=== DATA FOR THIS TASK ===

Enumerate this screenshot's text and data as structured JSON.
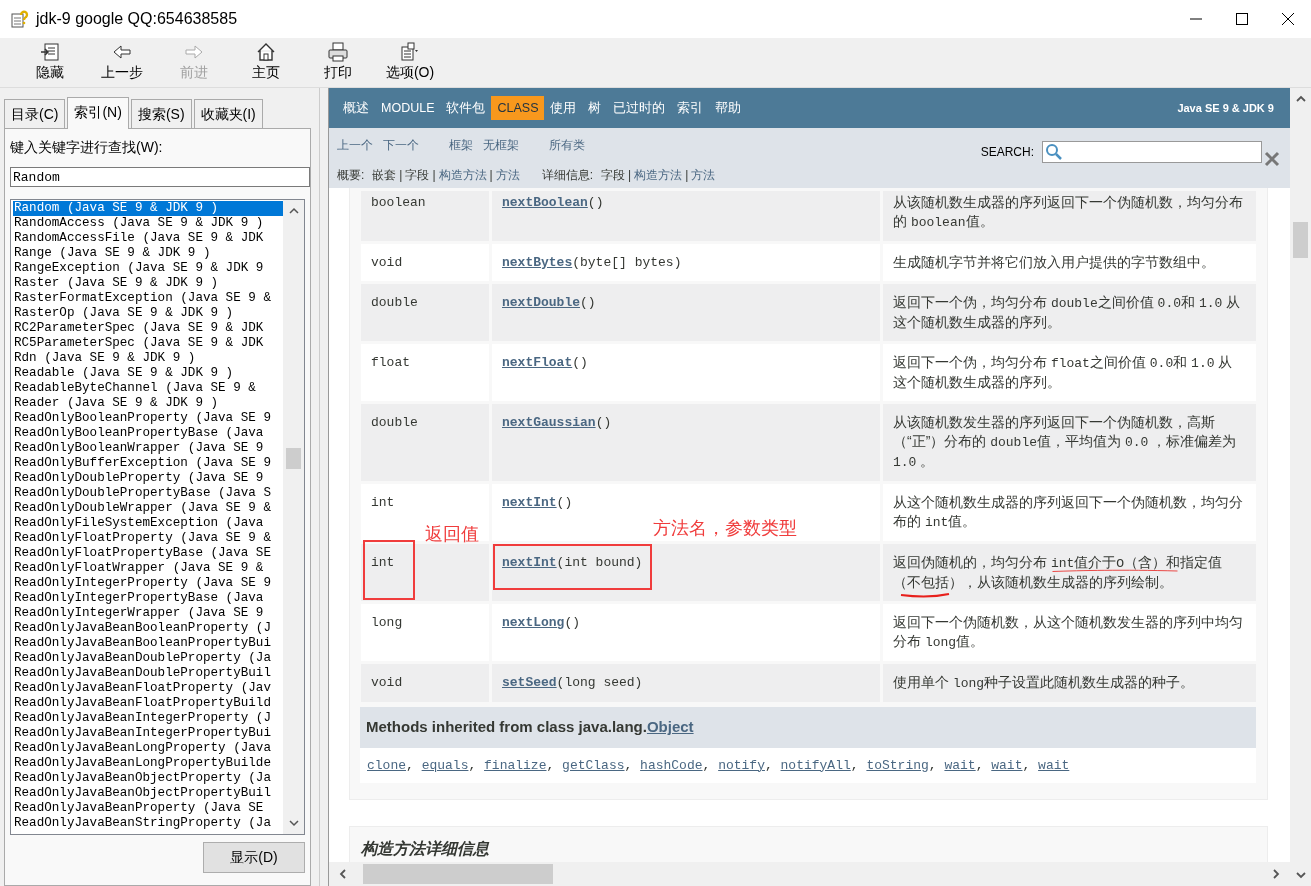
{
  "window": {
    "title": "jdk-9 google QQ:654638585"
  },
  "toolbar": [
    {
      "label": "隐藏",
      "kind": "hide",
      "disabled": false
    },
    {
      "label": "上一步",
      "kind": "back",
      "disabled": false
    },
    {
      "label": "前进",
      "kind": "forward",
      "disabled": true
    },
    {
      "label": "主页",
      "kind": "home",
      "disabled": false
    },
    {
      "label": "打印",
      "kind": "print",
      "disabled": false
    },
    {
      "label": "选项(O)",
      "kind": "options",
      "disabled": false
    }
  ],
  "left_pane": {
    "tabs": [
      {
        "label": "目录(C)",
        "selected": false
      },
      {
        "label": "索引(N)",
        "selected": true
      },
      {
        "label": "搜索(S)",
        "selected": false
      },
      {
        "label": "收藏夹(I)",
        "selected": false
      }
    ],
    "keyword_label": "键入关键字进行查找(W):",
    "keyword_value": "Random",
    "index_items": [
      {
        "text": "Random (Java SE 9 & JDK 9 )",
        "selected": true
      },
      {
        "text": "RandomAccess (Java SE 9 & JDK 9 )",
        "selected": false
      },
      {
        "text": "RandomAccessFile (Java SE 9 & JDK",
        "selected": false
      },
      {
        "text": "Range (Java SE 9 & JDK 9 )",
        "selected": false
      },
      {
        "text": "RangeException (Java SE 9 & JDK 9",
        "selected": false
      },
      {
        "text": "Raster (Java SE 9 & JDK 9 )",
        "selected": false
      },
      {
        "text": "RasterFormatException (Java SE 9 &",
        "selected": false
      },
      {
        "text": "RasterOp (Java SE 9 & JDK 9 )",
        "selected": false
      },
      {
        "text": "RC2ParameterSpec (Java SE 9 & JDK",
        "selected": false
      },
      {
        "text": "RC5ParameterSpec (Java SE 9 & JDK",
        "selected": false
      },
      {
        "text": "Rdn (Java SE 9 & JDK 9 )",
        "selected": false
      },
      {
        "text": "Readable (Java SE 9 & JDK 9 )",
        "selected": false
      },
      {
        "text": "ReadableByteChannel (Java SE 9 &",
        "selected": false
      },
      {
        "text": "Reader (Java SE 9 & JDK 9 )",
        "selected": false
      },
      {
        "text": "ReadOnlyBooleanProperty (Java SE 9",
        "selected": false
      },
      {
        "text": "ReadOnlyBooleanPropertyBase (Java",
        "selected": false
      },
      {
        "text": "ReadOnlyBooleanWrapper (Java SE 9",
        "selected": false
      },
      {
        "text": "ReadOnlyBufferException (Java SE 9",
        "selected": false
      },
      {
        "text": "ReadOnlyDoubleProperty (Java SE 9",
        "selected": false
      },
      {
        "text": "ReadOnlyDoublePropertyBase (Java S",
        "selected": false
      },
      {
        "text": "ReadOnlyDoubleWrapper (Java SE 9 &",
        "selected": false
      },
      {
        "text": "ReadOnlyFileSystemException (Java",
        "selected": false
      },
      {
        "text": "ReadOnlyFloatProperty (Java SE 9 &",
        "selected": false
      },
      {
        "text": "ReadOnlyFloatPropertyBase (Java SE",
        "selected": false
      },
      {
        "text": "ReadOnlyFloatWrapper (Java SE 9 &",
        "selected": false
      },
      {
        "text": "ReadOnlyIntegerProperty (Java SE 9",
        "selected": false
      },
      {
        "text": "ReadOnlyIntegerPropertyBase (Java",
        "selected": false
      },
      {
        "text": "ReadOnlyIntegerWrapper (Java SE 9",
        "selected": false
      },
      {
        "text": "ReadOnlyJavaBeanBooleanProperty (J",
        "selected": false
      },
      {
        "text": "ReadOnlyJavaBeanBooleanPropertyBui",
        "selected": false
      },
      {
        "text": "ReadOnlyJavaBeanDoubleProperty (Ja",
        "selected": false
      },
      {
        "text": "ReadOnlyJavaBeanDoublePropertyBuil",
        "selected": false
      },
      {
        "text": "ReadOnlyJavaBeanFloatProperty (Jav",
        "selected": false
      },
      {
        "text": "ReadOnlyJavaBeanFloatPropertyBuild",
        "selected": false
      },
      {
        "text": "ReadOnlyJavaBeanIntegerProperty (J",
        "selected": false
      },
      {
        "text": "ReadOnlyJavaBeanIntegerPropertyBui",
        "selected": false
      },
      {
        "text": "ReadOnlyJavaBeanLongProperty (Java",
        "selected": false
      },
      {
        "text": "ReadOnlyJavaBeanLongPropertyBuilde",
        "selected": false
      },
      {
        "text": "ReadOnlyJavaBeanObjectProperty (Ja",
        "selected": false
      },
      {
        "text": "ReadOnlyJavaBeanObjectPropertyBuil",
        "selected": false
      },
      {
        "text": "ReadOnlyJavaBeanProperty (Java SE",
        "selected": false
      },
      {
        "text": "ReadOnlyJavaBeanStringProperty (Ja",
        "selected": false
      }
    ],
    "display_button": "显示(D)"
  },
  "doc": {
    "nav": [
      {
        "label": "概述",
        "selected": false
      },
      {
        "label": "MODULE",
        "selected": false
      },
      {
        "label": "软件包",
        "selected": false
      },
      {
        "label": "CLASS",
        "selected": true
      },
      {
        "label": "使用",
        "selected": false
      },
      {
        "label": "树",
        "selected": false
      },
      {
        "label": "已过时的",
        "selected": false
      },
      {
        "label": "索引",
        "selected": false
      },
      {
        "label": "帮助",
        "selected": false
      }
    ],
    "version": "Java SE 9 & JDK 9",
    "subnav_groups": [
      [
        "上一个",
        "下一个"
      ],
      [
        "框架",
        "无框架"
      ],
      [
        "所有类"
      ]
    ],
    "search_label": "SEARCH:",
    "summary": {
      "label": "概要:",
      "separator": "|",
      "items": [
        {
          "text": "嵌套",
          "link": false
        },
        {
          "text": "字段",
          "link": false
        },
        {
          "text": "构造方法",
          "link": true
        },
        {
          "text": "方法",
          "link": true
        }
      ]
    },
    "detail": {
      "label": "详细信息:",
      "separator": "|",
      "items": [
        {
          "text": "字段",
          "link": false
        },
        {
          "text": "构造方法",
          "link": true
        },
        {
          "text": "方法",
          "link": true
        }
      ]
    },
    "methods": [
      {
        "type": "boolean",
        "name": "nextBoolean",
        "params": "()",
        "description": [
          {
            "kind": "text",
            "text": "从该随机数生成器的序列返回下一个伪随机数，均匀分布的 "
          },
          {
            "kind": "code",
            "text": "boolean"
          },
          {
            "kind": "text",
            "text": "值。"
          }
        ]
      },
      {
        "type": "void",
        "name": "nextBytes",
        "params": "(byte[] bytes)",
        "description": [
          {
            "kind": "text",
            "text": "生成随机字节并将它们放入用户提供的字节数组中。"
          }
        ]
      },
      {
        "type": "double",
        "name": "nextDouble",
        "params": "()",
        "description": [
          {
            "kind": "text",
            "text": "返回下一个伪，均匀分布 "
          },
          {
            "kind": "code",
            "text": "double"
          },
          {
            "kind": "text",
            "text": "之间价值 "
          },
          {
            "kind": "code",
            "text": "0.0"
          },
          {
            "kind": "text",
            "text": "和 "
          },
          {
            "kind": "code",
            "text": "1.0"
          },
          {
            "kind": "text",
            "text": " 从这个随机数生成器的序列。"
          }
        ]
      },
      {
        "type": "float",
        "name": "nextFloat",
        "params": "()",
        "description": [
          {
            "kind": "text",
            "text": "返回下一个伪，均匀分布 "
          },
          {
            "kind": "code",
            "text": "float"
          },
          {
            "kind": "text",
            "text": "之间价值 "
          },
          {
            "kind": "code",
            "text": "0.0"
          },
          {
            "kind": "text",
            "text": "和 "
          },
          {
            "kind": "code",
            "text": "1.0"
          },
          {
            "kind": "text",
            "text": " 从这个随机数生成器的序列。"
          }
        ]
      },
      {
        "type": "double",
        "name": "nextGaussian",
        "params": "()",
        "description": [
          {
            "kind": "text",
            "text": "从该随机数发生器的序列返回下一个伪随机数，高斯（“正”）分布的 "
          },
          {
            "kind": "code",
            "text": "double"
          },
          {
            "kind": "text",
            "text": "值，平均值为 "
          },
          {
            "kind": "code",
            "text": "0.0"
          },
          {
            "kind": "text",
            "text": " ，标准偏差为 "
          },
          {
            "kind": "code",
            "text": "1.0"
          },
          {
            "kind": "text",
            "text": " 。"
          }
        ]
      },
      {
        "type": "int",
        "name": "nextInt",
        "params": "()",
        "description": [
          {
            "kind": "text",
            "text": "从这个随机数生成器的序列返回下一个伪随机数，均匀分布的 "
          },
          {
            "kind": "code",
            "text": "int"
          },
          {
            "kind": "text",
            "text": "值。"
          }
        ]
      },
      {
        "type": "int",
        "name": "nextInt",
        "params": "(int bound)",
        "description": [
          {
            "kind": "text",
            "text": "返回伪随机的，均匀分布 "
          },
          {
            "kind": "code",
            "text": "int"
          },
          {
            "kind": "text",
            "text": "值介于o（含）和指定值（不包括），从该随机数生成器的序列绘制。"
          }
        ],
        "annotation": {
          "type_label": "返回值",
          "method_label": "方法名，参数类型"
        }
      },
      {
        "type": "long",
        "name": "nextLong",
        "params": "()",
        "description": [
          {
            "kind": "text",
            "text": "返回下一个伪随机数，从这个随机数发生器的序列中均匀分布 "
          },
          {
            "kind": "code",
            "text": "long"
          },
          {
            "kind": "text",
            "text": "值。"
          }
        ]
      },
      {
        "type": "void",
        "name": "setSeed",
        "params": "(long seed)",
        "description": [
          {
            "kind": "text",
            "text": "使用单个 "
          },
          {
            "kind": "code",
            "text": "long"
          },
          {
            "kind": "text",
            "text": "种子设置此随机数生成器的种子。"
          }
        ]
      }
    ],
    "inherited": {
      "heading": "Methods inherited from class java.lang.",
      "class_link": "Object",
      "separator": ", ",
      "methods": [
        "clone",
        "equals",
        "finalize",
        "getClass",
        "hashCode",
        "notify",
        "notifyAll",
        "toString",
        "wait",
        "wait",
        "wait"
      ]
    },
    "next_section": "构造方法详细信息"
  }
}
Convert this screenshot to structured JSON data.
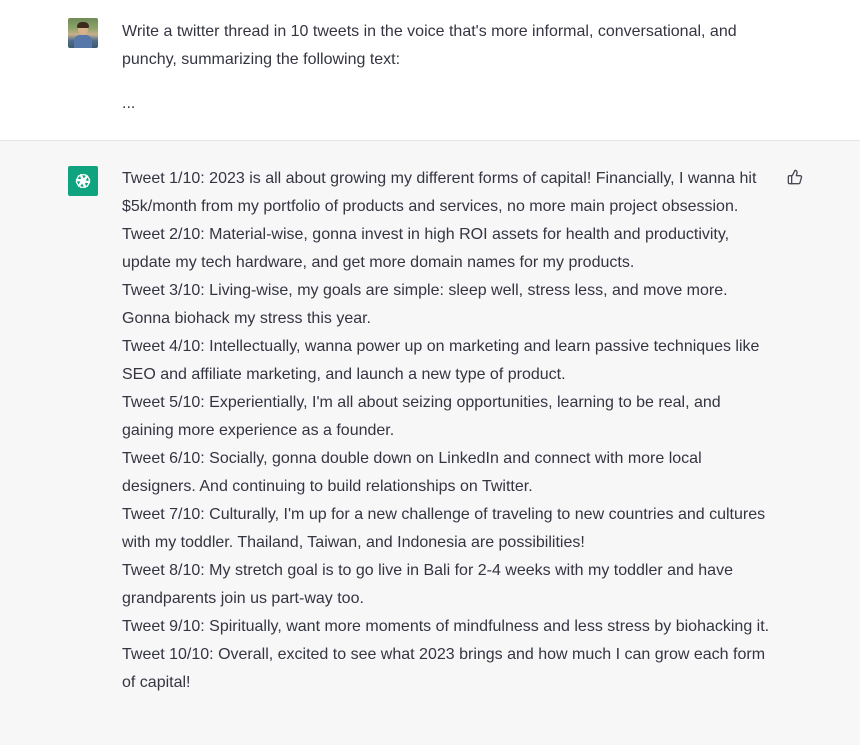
{
  "conversation": {
    "user_message": {
      "avatar": "user-avatar",
      "prompt": "Write a twitter thread in 10 tweets in the voice that's more informal, conversational, and punchy, summarizing the following text:",
      "ellipsis": "..."
    },
    "assistant_message": {
      "avatar": "openai-logo-icon",
      "tweets": [
        "Tweet 1/10: 2023 is all about growing my different forms of capital! Financially, I wanna hit $5k/month from my portfolio of products and services, no more main project obsession.",
        "Tweet 2/10: Material-wise, gonna invest in high ROI assets for health and productivity, update my tech hardware, and get more domain names for my products.",
        "Tweet 3/10: Living-wise, my goals are simple: sleep well, stress less, and move more. Gonna biohack my stress this year.",
        "Tweet 4/10: Intellectually, wanna power up on marketing and learn passive techniques like SEO and affiliate marketing, and launch a new type of product.",
        "Tweet 5/10: Experientially, I'm all about seizing opportunities, learning to be real, and gaining more experience as a founder.",
        "Tweet 6/10: Socially, gonna double down on LinkedIn and connect with more local designers. And continuing to build relationships on Twitter.",
        "Tweet 7/10: Culturally, I'm up for a new challenge of traveling to new countries and cultures with my toddler. Thailand, Taiwan, and Indonesia are possibilities!",
        "Tweet 8/10: My stretch goal is to go live in Bali for 2-4 weeks with my toddler and have grandparents join us part-way too.",
        "Tweet 9/10: Spiritually, want more moments of mindfulness and less stress by biohacking it.",
        "Tweet 10/10: Overall, excited to see what 2023 brings and how much I can grow each form of capital!"
      ],
      "feedback_icon": "thumbs-up-icon"
    }
  },
  "colors": {
    "assistant_bg": "#f7f7f8",
    "user_bg": "#ffffff",
    "brand_green": "#10a37f",
    "text": "#343541"
  }
}
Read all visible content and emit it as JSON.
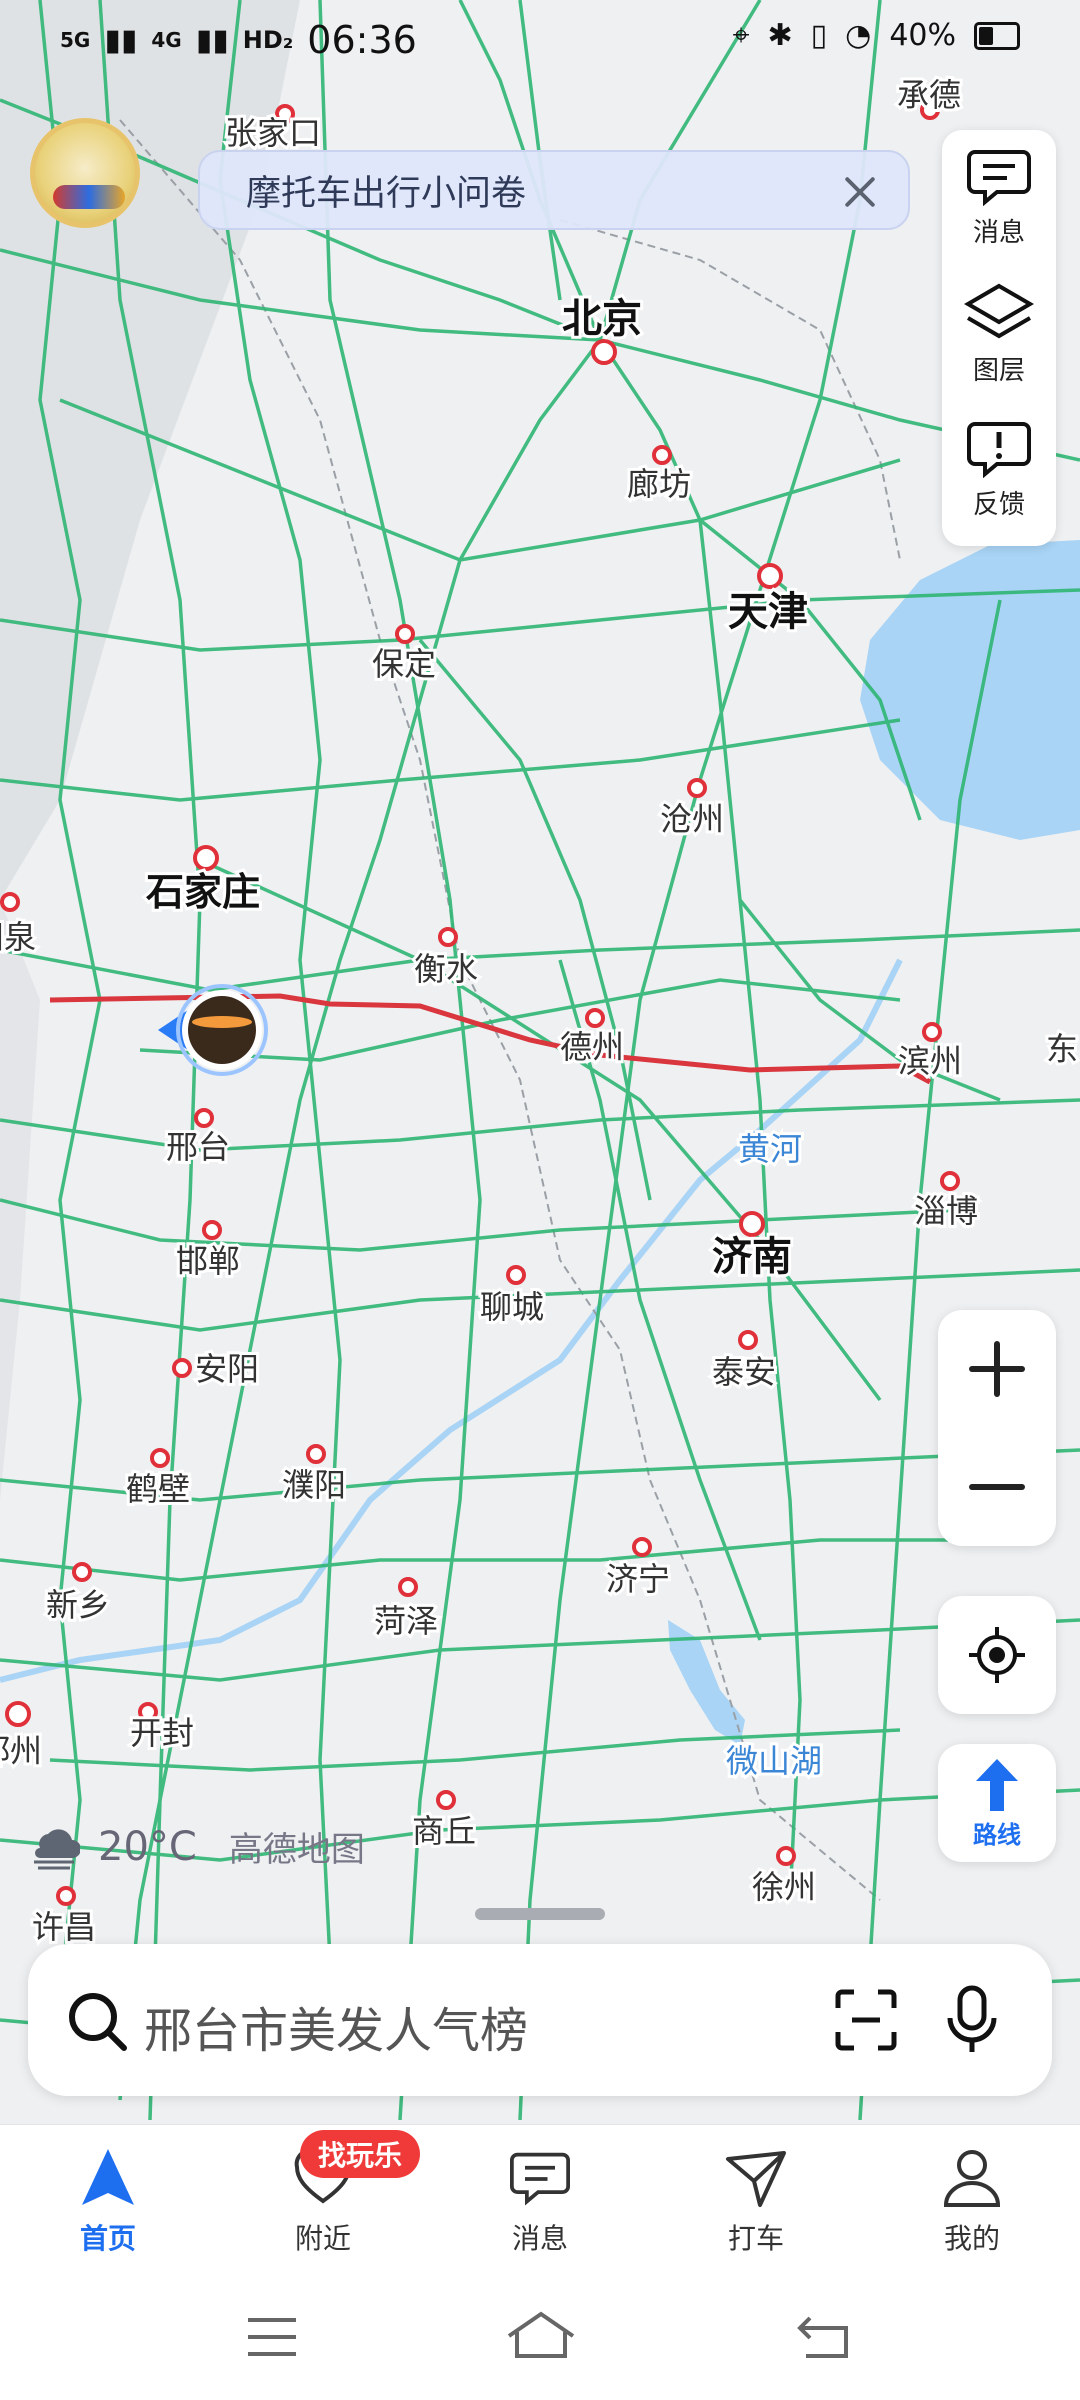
{
  "status_bar": {
    "signal_1": "5G",
    "signal_2": "4G",
    "hd": "HD₂",
    "time": "06:36",
    "battery": "40%"
  },
  "banner": {
    "text": "摩托车出行小问卷"
  },
  "side_panel": {
    "items": [
      {
        "label": "消息",
        "icon": "message-icon"
      },
      {
        "label": "图层",
        "icon": "layers-icon"
      },
      {
        "label": "反馈",
        "icon": "feedback-icon"
      }
    ]
  },
  "map": {
    "labels": [
      {
        "text": "张家口"
      },
      {
        "text": "承德"
      },
      {
        "text": "北京"
      },
      {
        "text": "廊坊"
      },
      {
        "text": "天津"
      },
      {
        "text": "保定"
      },
      {
        "text": "沧州"
      },
      {
        "text": "石家庄"
      },
      {
        "text": "阳泉"
      },
      {
        "text": "衡水"
      },
      {
        "text": "德州"
      },
      {
        "text": "滨州"
      },
      {
        "text": "东"
      },
      {
        "text": "邢台"
      },
      {
        "text": "黄河"
      },
      {
        "text": "济南"
      },
      {
        "text": "淄博"
      },
      {
        "text": "邯郸"
      },
      {
        "text": "聊城"
      },
      {
        "text": "安阳"
      },
      {
        "text": "泰安"
      },
      {
        "text": "鹤壁"
      },
      {
        "text": "濮阳"
      },
      {
        "text": "济宁"
      },
      {
        "text": "新乡"
      },
      {
        "text": "菏泽"
      },
      {
        "text": "郑州"
      },
      {
        "text": "开封"
      },
      {
        "text": "微山湖"
      },
      {
        "text": "商丘"
      },
      {
        "text": "徐州"
      },
      {
        "text": "许昌"
      }
    ]
  },
  "route_button": {
    "label": "路线"
  },
  "weather": {
    "temp": "20°C",
    "brand": "高德地图"
  },
  "search": {
    "placeholder": "邢台市美发人气榜"
  },
  "tabs": [
    {
      "label": "首页",
      "active": true
    },
    {
      "label": "附近",
      "badge": "找玩乐"
    },
    {
      "label": "消息"
    },
    {
      "label": "打车"
    },
    {
      "label": "我的"
    }
  ],
  "colors": {
    "accent": "#1d6ff0",
    "road": "#2fb673",
    "route": "#d9363e",
    "water": "#a9d4f5"
  }
}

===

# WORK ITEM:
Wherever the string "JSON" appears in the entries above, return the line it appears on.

# EXPECTED ANSWER:
Enumerate this screenshot's text and data as structured JSON.
Convert this screenshot to structured JSON data.
Read all visible content and emit it as JSON.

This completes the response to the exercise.